Garden design can be fun but with so many possibilities out there, it can be tough to commit to one particular design. This is especially true of front yards, which act as your impression to the outside world. Unless you erect a massive fence, your front yard will be visible to anyone who walks past and will speak volumes about who you are and what you represent.
Hence, front yard design is of paramount importance. To get it right, here are 10 ways to make the most out of your front yard, with both style and substance.
Plan a flow
Architects like to preach the importance of function and your front yard is no exception. Follow natural walkways from your house to the curb. Not only does this look better, but you’ll stop your kids or pets from veering off course and ruining that lovely lawn or garden you’ve put together. If your house is higher or lower than the footpath, think about some curves along your path to reduce the steepness.
Everyone likes their front yard to stand out in the block but you don’t want to create a monstrosity that has your neighbors in an uproar. Think twice before you invest in a mammoth sculpture or a potential eyesore feature of decadent Roman columns.
Work out your overall theme
Before even deciding on actual plant species, work out the overall narrative for your garden design, preferably by drawing a bird’s-eye view plan. What this involves is working with color schemes, pathway requirements, type of plants you’d like. For example a canopy of shade under trees or foliage and shrubbery as borders for your path.
Trees as a major consideration
Trees obviously make for a fantastic focal point in any front yard. Placing a maple or dogwood tree in there can transform and revitalize even the dullest of areas.
Thinking about plants
By now, you probably have some consideration of what you’re after. It just comes down to picking the right ones. Aside from the obvious – getting plants that match your sun and shade levels – it’s also about color and what works well together.
Things to consider when you think about plants
Some people prefer to study and grow beautiful native plants. Others simply go to the local nursery and see what takes their fancy. Whatever your consumption habits, make sure you read the labels and get plants that won’t grow 20 feet higher than you assumed.

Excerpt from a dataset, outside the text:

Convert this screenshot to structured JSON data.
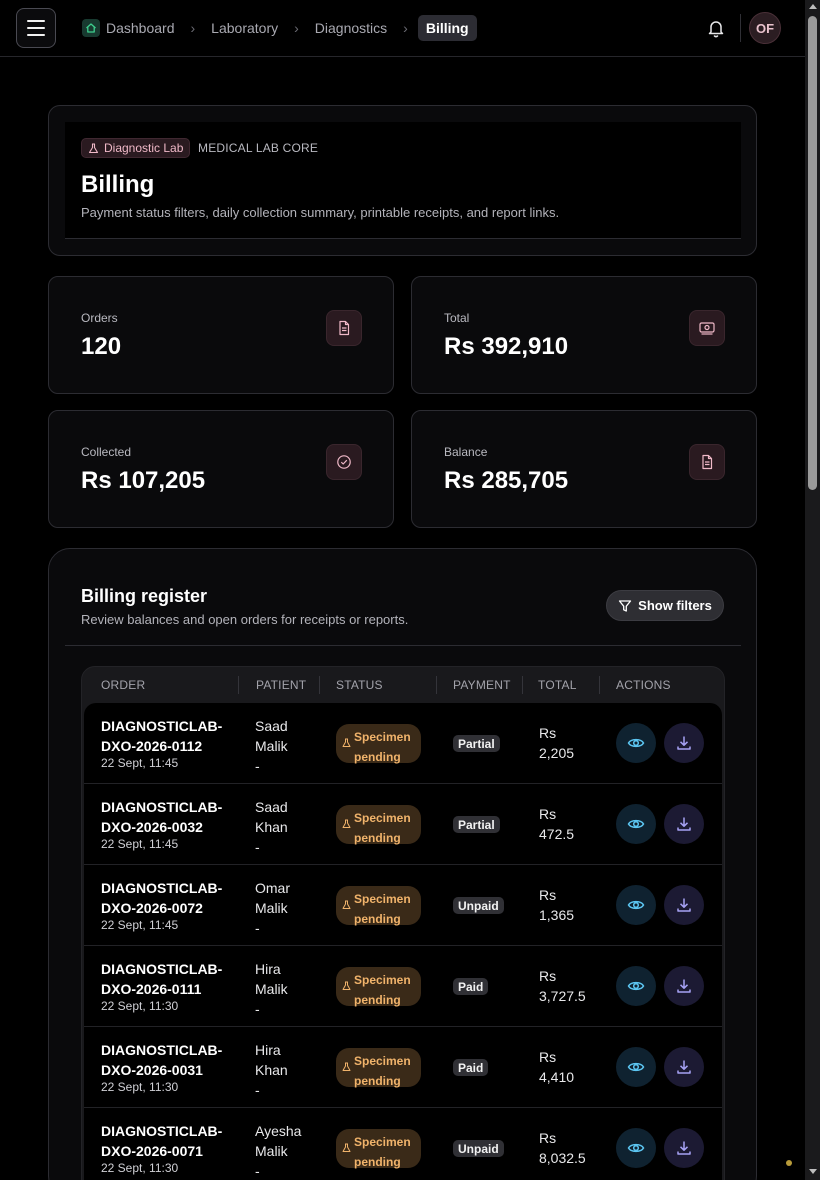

Your front yard is much more than the garden and pathways. Often you’ll want to spruce it up with a swinging chair or some frills. We love the idea of using battered old chests-of-drawers to house pot plants near the door. Old window shutters as a decorative piece, stones, and rocks as pathway borders or slate stepping stones to segment your path are some other great tips.
Paint your house to match
Remember that re-doing your front yard can have the effect of exposing that old paint job on your house. If you fear this is you, then this might be a perfect time to match your lovely new front yard. Pick a color you like. Make sure it fits the color scheme.
As with virtually everything, there are short term and long term fixes. The short-term will look pretty and vibrant for maybe a few seasons but then peter out like other landscaping blunders. That’s why picking flowers, paths, features and things that will endure and thrive is so important.
Hire a professional
If this seems a bit overwhelming, don’t be scared to get some help. It can be a godsend advantage to have the opinion from a knowledgeable, authoritative source. This can range from a professional consultation to a hands-off approach.